Over time it became clear to Dani that words were not a powerful enough means of expression, so she courageously left her career as an accomplished journalist after nearly two decades in order to focus on telling poignant stories through art. She mused, “As a journalist, I told the stories of others, but as an artist, I tell my own.” Her outstanding professionalism as a journalist has followed her into her successful artistic career.
Dani works primarily by layering different media — acrylic paint, spray paint, ink and collage — to create moving images that weave tales of the human condition, often within crowded cities. She explains, “I paint and draw these people in a raw, abstracted manner to give viewers an opportunity to read in their own stories.”
Although her work has typically been on canvas, she recently began exploring the incorporation of found sculptural elements into her figurative paintings. She states of this courageous new phase of her artwork, “I use the discards of everyday life — a dirty screen door left in the gutter becomes a frame, and a rusty car door becomes a vehicle driving home a new message. By repurposing the trash, I am seeking redemption also for the souls I capture in paint.”
Raw, provoking, yet at the same time sensitively empathetic, this new work seems to tell the story of people discarded by society. “I work to create poignancy by putting this trash together with my paintings — to find the beauty in what we throw away,” Dani says.
Her boldly expressive paintings have won many awards while being selected for an ever-increasing list of national and international juried shows. She has garnered media attention on local television as well as in an impressive number of publications.
Dani’s work can be seen at Pimento Fine Art in Little Italy, as well as at danidodge.com. Additionally, she is scheduled to exhibit at the Art San Diego Contemporary Art Fair coming to Balboa Park in September.

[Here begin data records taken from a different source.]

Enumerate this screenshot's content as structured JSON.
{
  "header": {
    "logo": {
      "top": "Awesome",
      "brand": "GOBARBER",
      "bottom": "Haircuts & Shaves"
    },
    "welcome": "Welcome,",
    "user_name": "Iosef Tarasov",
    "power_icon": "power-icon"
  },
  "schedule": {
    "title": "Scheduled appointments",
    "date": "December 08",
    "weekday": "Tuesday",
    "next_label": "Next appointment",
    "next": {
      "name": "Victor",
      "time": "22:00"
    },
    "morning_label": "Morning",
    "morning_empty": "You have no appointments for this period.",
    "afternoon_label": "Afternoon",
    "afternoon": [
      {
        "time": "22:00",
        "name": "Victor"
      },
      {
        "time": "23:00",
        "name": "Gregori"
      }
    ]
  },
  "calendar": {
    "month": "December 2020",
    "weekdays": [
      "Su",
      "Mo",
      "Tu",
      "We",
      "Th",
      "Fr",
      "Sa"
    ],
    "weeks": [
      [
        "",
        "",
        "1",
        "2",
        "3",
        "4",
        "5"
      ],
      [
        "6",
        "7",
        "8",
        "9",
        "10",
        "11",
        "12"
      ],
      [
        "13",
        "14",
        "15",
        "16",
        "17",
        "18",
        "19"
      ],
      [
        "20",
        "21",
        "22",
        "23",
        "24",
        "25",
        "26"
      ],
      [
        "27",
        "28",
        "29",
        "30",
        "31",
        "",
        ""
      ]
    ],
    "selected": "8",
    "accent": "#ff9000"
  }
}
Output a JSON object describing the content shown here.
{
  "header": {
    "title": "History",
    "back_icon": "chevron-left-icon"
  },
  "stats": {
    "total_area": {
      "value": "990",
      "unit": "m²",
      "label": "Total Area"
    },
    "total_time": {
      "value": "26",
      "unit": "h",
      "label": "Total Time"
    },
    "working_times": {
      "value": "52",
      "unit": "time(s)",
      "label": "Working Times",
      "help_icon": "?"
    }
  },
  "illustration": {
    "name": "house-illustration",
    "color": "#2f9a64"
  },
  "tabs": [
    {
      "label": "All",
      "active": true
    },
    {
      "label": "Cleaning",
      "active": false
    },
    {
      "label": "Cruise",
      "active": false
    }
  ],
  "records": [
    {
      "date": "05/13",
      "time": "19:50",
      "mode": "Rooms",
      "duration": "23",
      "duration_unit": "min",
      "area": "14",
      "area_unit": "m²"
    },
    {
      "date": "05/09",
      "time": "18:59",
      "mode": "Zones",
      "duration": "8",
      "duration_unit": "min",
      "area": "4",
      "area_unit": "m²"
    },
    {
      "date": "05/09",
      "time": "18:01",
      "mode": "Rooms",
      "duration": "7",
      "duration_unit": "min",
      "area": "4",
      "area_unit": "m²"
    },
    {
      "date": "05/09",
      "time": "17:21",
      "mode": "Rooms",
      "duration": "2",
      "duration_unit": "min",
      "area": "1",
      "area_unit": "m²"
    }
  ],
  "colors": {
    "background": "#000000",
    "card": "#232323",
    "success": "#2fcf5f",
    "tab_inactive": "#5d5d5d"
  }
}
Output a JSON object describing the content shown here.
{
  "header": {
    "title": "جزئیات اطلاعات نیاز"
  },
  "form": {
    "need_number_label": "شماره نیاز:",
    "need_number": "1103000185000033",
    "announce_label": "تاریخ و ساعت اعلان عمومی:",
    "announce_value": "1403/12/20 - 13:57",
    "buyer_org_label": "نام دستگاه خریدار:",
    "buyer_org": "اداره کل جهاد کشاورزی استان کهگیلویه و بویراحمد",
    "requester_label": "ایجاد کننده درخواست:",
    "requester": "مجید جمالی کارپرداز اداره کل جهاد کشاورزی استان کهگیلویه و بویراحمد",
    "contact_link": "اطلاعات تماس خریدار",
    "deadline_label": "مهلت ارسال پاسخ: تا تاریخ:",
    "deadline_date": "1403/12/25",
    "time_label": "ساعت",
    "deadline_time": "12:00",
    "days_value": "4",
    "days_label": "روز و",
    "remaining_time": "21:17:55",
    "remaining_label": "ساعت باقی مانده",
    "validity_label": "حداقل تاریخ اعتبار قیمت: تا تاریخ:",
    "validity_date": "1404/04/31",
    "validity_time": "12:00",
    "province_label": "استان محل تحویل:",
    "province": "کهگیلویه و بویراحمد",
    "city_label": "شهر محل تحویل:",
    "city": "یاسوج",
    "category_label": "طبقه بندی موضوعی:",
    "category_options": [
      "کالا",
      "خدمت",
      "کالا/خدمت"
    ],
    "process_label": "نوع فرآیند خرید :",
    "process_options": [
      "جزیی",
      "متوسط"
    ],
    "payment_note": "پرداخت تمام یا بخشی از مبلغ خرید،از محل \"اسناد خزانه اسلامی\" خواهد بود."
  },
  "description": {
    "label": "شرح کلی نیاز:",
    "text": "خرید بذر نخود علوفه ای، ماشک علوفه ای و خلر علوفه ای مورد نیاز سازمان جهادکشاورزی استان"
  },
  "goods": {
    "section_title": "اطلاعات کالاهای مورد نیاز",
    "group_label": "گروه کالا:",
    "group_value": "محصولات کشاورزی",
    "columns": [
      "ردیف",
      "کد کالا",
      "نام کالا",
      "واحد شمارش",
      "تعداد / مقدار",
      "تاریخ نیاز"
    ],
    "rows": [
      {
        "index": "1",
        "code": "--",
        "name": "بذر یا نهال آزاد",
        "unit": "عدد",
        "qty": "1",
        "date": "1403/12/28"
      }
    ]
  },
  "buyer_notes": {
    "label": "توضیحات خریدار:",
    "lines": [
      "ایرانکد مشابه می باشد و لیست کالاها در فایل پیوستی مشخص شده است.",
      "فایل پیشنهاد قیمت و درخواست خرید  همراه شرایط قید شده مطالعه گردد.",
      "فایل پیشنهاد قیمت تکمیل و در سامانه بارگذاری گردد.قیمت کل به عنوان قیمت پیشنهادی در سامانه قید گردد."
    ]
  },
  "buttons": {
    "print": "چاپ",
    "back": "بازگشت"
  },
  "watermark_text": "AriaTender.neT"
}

A solo exhibit of Dani’s work can be viewed currently at L Street Fine Art, 628 L Street across from the Omni San Diego Hotel in the Gaslamp Quarter through Aug. 15. The public is invited to meet Dani at her opening reception at the L Street gallery June 9 from 6 to 9 p.m.
Kay Colvin is an art consultant and director of the L Street Fine Art Gallery in San Diego’s Gaslamp Quarter. She specializes in promoting emerging and mid-career artists and bringing enrichment programs to elementary schools through The Kid’s College. Contact her at email@example.com. For online copy of this article go to: http://thecoastnews.com/2012/06/bold-artist-paints-poignant-stories/